When paired with investment, technical assistance – in the form of consulting expertise on core business operations or new sourcing or sales models – is a powerful tool to achieve inclusive business growth. As the implementer of TAF between 2011 and 2018, TechnoServe’s role was to work with companies in the AAF portfolio, including Goldenlay, to pilot projects that had the potential to positively impact smallholder farmers at scale. AAF is a private equity fund that sought to address food security challenges in Africa by investing $246 million in agriculture and food processing.
One successful project led by TAF allowed Goldenlay to increase its sales tenfold through a simple distribution innovation.
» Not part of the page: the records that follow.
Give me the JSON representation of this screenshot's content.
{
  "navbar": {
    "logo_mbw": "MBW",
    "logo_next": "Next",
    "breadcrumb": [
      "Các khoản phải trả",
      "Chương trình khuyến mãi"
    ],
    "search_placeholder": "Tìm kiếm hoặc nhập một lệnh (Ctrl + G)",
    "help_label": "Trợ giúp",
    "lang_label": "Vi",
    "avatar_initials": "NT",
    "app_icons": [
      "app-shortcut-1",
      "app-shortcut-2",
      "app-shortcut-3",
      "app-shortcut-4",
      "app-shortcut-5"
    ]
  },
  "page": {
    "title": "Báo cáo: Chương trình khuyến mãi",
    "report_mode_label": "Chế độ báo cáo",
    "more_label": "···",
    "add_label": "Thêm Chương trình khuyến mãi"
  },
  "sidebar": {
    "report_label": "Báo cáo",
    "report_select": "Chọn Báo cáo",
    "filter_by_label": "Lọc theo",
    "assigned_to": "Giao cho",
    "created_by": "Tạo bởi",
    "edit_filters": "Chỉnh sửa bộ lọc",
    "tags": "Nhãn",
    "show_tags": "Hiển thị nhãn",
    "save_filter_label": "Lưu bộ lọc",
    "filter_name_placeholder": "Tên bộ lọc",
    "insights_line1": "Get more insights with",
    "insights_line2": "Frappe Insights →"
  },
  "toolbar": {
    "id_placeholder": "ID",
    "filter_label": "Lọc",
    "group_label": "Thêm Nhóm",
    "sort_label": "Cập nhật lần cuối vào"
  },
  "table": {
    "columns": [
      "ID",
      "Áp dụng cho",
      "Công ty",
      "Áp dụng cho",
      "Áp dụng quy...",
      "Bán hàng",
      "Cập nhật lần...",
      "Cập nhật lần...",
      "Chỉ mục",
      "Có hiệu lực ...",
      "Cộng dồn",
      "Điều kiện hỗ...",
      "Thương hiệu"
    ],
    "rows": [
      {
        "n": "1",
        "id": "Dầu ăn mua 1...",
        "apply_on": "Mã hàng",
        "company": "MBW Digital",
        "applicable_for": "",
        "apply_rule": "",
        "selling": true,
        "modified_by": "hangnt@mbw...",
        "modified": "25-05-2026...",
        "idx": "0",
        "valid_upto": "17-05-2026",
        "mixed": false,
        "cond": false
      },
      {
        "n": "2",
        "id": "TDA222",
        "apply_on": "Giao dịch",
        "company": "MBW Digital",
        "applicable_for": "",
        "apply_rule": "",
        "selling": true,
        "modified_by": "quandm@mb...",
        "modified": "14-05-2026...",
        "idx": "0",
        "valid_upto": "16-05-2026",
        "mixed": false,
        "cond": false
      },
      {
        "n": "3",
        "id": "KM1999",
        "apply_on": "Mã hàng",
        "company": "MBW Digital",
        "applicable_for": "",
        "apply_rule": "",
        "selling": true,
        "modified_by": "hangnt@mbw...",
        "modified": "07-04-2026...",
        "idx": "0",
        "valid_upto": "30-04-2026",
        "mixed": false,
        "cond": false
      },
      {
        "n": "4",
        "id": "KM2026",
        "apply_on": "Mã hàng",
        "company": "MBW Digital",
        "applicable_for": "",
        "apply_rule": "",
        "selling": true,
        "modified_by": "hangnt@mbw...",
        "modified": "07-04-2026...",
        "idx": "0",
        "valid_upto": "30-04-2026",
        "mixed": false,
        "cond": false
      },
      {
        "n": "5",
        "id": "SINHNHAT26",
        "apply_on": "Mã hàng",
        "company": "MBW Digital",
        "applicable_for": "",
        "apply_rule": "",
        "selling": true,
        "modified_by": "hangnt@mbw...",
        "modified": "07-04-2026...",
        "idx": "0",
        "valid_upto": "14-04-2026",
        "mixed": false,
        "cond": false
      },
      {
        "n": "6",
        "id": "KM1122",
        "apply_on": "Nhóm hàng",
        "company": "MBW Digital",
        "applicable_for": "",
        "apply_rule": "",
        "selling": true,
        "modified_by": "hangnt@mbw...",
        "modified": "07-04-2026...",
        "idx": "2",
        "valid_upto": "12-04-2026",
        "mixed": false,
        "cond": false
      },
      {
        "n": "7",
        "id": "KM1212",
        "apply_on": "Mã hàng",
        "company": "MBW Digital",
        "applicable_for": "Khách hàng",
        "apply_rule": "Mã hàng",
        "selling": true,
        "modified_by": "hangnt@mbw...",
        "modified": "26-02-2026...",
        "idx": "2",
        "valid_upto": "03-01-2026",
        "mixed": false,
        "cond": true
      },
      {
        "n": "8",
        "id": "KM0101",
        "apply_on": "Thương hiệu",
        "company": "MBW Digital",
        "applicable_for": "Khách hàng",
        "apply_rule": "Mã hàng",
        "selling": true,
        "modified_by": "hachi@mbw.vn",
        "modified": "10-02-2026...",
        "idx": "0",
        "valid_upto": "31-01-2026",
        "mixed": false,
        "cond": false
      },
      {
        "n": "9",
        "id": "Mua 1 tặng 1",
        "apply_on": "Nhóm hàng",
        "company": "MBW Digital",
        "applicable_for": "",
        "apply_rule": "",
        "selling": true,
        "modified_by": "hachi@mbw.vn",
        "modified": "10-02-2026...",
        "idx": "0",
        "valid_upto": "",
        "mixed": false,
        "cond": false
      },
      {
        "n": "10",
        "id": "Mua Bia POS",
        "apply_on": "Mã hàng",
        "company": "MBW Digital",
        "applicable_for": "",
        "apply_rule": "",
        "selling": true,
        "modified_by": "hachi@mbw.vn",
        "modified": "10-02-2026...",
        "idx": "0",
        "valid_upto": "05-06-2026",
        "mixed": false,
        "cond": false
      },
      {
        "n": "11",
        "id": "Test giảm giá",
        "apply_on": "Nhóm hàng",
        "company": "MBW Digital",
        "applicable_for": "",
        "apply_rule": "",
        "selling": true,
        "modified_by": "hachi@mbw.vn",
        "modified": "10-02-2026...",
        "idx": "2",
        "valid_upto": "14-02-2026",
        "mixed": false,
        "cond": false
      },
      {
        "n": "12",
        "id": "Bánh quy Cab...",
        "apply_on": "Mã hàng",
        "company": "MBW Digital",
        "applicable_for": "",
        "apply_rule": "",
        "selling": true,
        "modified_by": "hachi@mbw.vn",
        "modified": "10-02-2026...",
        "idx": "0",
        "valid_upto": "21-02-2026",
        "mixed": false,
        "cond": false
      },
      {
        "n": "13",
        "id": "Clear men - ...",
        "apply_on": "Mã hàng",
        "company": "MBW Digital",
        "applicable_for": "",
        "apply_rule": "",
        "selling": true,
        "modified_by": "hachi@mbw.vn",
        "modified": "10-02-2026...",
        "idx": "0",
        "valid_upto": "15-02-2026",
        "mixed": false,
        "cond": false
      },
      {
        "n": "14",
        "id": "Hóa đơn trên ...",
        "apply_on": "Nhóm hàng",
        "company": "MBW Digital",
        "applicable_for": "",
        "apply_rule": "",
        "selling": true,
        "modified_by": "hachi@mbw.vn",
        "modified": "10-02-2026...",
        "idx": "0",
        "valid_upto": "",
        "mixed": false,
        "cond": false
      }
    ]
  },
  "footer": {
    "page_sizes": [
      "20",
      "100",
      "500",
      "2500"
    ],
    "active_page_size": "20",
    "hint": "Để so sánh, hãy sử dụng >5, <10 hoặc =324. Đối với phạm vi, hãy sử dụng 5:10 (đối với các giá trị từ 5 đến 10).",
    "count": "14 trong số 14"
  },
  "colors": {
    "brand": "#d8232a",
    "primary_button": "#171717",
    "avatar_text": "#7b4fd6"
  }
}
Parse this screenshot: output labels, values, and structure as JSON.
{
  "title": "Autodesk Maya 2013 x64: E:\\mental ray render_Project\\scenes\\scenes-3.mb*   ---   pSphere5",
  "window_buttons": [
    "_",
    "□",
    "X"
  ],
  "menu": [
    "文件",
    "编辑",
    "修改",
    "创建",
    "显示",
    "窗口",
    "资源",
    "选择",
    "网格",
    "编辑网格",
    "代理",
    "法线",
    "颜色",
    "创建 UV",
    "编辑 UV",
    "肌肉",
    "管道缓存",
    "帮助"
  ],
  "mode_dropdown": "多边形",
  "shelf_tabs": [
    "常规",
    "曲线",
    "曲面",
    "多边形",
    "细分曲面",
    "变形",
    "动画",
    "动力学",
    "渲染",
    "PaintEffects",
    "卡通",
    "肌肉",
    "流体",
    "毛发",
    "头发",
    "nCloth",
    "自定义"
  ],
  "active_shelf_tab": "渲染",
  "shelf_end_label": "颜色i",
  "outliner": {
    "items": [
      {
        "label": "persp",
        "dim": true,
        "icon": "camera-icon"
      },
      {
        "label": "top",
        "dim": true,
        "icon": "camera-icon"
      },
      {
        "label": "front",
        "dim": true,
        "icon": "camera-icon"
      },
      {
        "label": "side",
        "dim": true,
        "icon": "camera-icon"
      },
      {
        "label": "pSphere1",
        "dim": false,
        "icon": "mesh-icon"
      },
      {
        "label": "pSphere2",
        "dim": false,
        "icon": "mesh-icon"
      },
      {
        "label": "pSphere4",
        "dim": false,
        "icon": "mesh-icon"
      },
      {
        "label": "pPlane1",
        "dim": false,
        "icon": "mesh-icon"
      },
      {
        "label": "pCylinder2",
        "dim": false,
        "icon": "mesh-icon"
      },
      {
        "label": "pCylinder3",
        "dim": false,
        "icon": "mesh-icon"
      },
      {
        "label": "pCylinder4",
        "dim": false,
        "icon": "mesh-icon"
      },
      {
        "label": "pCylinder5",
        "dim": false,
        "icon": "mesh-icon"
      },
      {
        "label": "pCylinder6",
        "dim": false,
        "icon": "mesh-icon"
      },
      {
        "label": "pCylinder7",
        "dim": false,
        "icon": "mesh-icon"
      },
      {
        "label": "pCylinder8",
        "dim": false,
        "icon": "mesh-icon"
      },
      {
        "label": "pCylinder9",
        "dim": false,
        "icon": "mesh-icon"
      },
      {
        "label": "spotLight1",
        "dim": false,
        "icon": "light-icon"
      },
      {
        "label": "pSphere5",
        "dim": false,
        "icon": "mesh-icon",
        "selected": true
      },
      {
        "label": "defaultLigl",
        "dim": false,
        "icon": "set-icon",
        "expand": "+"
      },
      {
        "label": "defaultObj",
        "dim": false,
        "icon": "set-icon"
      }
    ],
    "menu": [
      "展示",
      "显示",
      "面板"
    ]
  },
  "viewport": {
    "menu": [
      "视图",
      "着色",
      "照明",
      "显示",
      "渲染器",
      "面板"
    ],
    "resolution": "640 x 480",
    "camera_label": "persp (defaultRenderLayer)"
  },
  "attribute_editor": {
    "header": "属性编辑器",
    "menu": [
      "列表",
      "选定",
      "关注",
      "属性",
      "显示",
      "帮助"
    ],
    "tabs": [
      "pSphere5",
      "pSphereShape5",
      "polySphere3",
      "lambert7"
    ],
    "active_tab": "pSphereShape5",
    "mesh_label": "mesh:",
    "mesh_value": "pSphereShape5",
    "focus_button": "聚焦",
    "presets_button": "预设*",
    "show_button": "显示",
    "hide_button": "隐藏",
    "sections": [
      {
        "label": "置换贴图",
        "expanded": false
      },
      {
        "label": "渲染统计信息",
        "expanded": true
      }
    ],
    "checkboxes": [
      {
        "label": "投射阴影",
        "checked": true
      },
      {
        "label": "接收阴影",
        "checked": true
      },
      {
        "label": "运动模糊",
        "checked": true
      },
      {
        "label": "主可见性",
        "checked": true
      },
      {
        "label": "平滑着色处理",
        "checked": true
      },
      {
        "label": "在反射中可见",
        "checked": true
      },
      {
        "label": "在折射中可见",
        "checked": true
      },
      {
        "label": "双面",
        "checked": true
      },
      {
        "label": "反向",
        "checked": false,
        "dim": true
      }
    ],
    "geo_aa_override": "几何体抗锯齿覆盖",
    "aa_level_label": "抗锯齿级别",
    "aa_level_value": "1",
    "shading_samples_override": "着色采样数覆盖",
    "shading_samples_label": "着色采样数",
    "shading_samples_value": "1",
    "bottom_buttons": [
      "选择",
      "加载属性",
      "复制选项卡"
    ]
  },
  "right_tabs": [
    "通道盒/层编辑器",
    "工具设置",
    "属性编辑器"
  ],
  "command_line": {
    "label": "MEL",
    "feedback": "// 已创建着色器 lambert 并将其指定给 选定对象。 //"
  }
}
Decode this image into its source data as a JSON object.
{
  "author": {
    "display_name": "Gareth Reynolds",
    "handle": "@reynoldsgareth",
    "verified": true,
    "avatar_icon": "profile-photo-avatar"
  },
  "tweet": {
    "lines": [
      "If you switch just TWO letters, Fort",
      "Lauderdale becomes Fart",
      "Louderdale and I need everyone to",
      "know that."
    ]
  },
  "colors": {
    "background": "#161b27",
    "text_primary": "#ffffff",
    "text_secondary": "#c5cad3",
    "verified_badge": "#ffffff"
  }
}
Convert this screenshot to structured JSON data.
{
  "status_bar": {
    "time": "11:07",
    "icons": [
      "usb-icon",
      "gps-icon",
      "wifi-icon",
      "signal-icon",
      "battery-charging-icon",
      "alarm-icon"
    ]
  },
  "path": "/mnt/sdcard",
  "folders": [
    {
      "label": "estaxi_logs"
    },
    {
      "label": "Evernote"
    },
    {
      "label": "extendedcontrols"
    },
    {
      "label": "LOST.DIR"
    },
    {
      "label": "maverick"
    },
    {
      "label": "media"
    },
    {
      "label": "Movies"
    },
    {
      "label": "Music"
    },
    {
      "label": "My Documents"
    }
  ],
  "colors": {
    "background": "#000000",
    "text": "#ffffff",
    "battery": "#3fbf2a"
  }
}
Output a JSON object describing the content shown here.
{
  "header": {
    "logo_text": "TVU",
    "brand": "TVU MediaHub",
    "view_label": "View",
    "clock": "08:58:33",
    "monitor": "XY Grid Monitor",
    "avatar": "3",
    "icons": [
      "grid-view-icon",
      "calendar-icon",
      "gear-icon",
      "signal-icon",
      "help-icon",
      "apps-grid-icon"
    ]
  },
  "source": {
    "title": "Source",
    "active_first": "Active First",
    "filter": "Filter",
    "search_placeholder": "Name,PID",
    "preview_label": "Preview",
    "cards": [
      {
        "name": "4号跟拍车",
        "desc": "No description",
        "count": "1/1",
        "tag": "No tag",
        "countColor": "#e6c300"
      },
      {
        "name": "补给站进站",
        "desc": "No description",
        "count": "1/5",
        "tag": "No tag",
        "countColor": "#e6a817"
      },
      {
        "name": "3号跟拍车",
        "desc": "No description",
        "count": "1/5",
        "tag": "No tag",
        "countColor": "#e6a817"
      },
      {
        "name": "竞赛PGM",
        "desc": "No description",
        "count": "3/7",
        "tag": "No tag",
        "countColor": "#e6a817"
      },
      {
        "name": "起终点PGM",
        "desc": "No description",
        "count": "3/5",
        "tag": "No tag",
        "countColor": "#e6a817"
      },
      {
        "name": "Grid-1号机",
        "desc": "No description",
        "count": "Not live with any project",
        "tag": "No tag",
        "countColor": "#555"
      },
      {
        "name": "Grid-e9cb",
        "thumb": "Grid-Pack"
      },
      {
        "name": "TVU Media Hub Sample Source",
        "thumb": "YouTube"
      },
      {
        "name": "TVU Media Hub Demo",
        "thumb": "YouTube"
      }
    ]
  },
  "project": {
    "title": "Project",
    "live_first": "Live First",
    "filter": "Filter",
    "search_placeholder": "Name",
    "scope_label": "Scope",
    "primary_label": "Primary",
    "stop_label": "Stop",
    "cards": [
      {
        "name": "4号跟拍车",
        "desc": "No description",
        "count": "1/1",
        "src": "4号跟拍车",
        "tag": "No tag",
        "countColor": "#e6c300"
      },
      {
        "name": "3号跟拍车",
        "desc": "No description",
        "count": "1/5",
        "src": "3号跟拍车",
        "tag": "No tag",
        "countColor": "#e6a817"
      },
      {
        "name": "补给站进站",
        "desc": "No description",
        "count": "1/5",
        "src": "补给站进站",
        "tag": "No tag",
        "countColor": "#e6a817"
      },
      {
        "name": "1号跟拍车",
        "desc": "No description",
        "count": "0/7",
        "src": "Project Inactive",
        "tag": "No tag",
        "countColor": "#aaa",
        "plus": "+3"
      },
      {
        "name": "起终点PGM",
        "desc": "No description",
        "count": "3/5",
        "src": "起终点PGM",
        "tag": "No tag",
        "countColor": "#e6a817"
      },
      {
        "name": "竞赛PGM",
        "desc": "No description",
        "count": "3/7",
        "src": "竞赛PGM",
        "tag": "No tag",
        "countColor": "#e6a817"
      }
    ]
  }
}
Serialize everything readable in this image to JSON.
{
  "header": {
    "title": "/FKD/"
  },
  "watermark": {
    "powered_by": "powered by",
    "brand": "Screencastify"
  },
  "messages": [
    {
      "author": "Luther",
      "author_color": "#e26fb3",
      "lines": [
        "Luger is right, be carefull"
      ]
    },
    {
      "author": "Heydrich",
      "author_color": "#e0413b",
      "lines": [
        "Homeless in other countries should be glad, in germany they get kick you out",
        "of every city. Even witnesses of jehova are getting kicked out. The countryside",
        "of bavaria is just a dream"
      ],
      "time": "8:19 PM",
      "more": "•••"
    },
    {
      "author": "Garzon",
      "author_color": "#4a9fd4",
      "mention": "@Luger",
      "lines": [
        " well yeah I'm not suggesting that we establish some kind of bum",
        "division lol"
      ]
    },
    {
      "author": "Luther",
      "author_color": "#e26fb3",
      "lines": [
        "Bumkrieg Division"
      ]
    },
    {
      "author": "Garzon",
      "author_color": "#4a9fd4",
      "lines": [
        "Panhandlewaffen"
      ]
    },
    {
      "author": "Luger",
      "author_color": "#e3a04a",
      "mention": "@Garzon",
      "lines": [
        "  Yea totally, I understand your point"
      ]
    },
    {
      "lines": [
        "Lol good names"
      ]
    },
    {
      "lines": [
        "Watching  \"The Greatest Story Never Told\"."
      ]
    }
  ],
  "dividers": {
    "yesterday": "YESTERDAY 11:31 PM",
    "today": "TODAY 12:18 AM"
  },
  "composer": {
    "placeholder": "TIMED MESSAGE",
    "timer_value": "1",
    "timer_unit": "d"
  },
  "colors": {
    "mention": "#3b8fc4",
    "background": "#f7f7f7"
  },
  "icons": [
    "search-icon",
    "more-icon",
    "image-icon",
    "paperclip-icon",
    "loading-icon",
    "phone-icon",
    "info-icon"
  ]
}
In order for production to keep pace with sales, Goldenlay and TAF looked at the company’s input supply and determined that it had to increase the volume of soy through an outgrower model – a mutually beneficial system of direct relationships between an agribusiness and smallholder farmers. Goldenlay benefited from an efficient and steady supply of soy that leveraged NWK’s extension and distribution networks; NWK benefited from an expansion into a new area in the Copperbelt; and farmers like Stella are benefiting from a profitable new crop with a reliable market, as well as access to training, inputs, and finance to ensure continued productivity.
In her first season, Stella successfully harvested enough soy to pay off her loan and make a $500 profit – ample motivation to diversify into soy long term. A higher income means Stella can purchase more nutritious food for her family. This is a key pillar of TAF’s approach to enhancing food security. Increased rural incomes from farming, micro-entrepreneurrship, and jobs increase household purchasing power, which in turn increases economic access to food.
With TAF’s support, Goldenlay improved its “last mile” distribution system, increased egg production, and began sourcing more soy from smallholder farmers like Stella.The other dimension of TAF’s approach to food security is to increase physical access to food. The lack of physical access to affordable and good quality food is a major concern in Africa. Poor infrastructure, especially transportation networks and storage, constrain the distribution of nutritious foods, forcing many countries to rely on imports for a large proportion of their food requirements. TAF projects worked to increase supply, enhance access, and lower the price of basic foods that are critically important to lower income families. Goldenlay, for example, was able to revamp its distribution model to allow high-protein eggs to reach more consumers in remote rural areas through bicycle peddlers and micro-retailers.
Overall, TAF implemented inclusive technical assistance projects for 12 agribusinesses in nine African countries that integrated more than 26,000 farmers in their supply chains. These interventions increased smallholders’ net incomes by more than $1.3 million, while the companies in AAF’s portfolio produced more than 2.6 million metric tons of food and food-related products. Building on the success and lessons of the first TAF, TechnoServe is working with Phatisa, AAF’s private equity fund manager, to raise a Technical Assistance Facility for their second fund.
The partnership has demonstrated that investment in the agribusiness sector, particularly when paired with effective technical assistance, is less risky than many investors think. But the returns on enhancing food security are enormous. Ending child undernutrition could increase a developing country’s GDP by as much as 16.5 percent. And for farmers like Stella, the health and well-being of their children is priceless.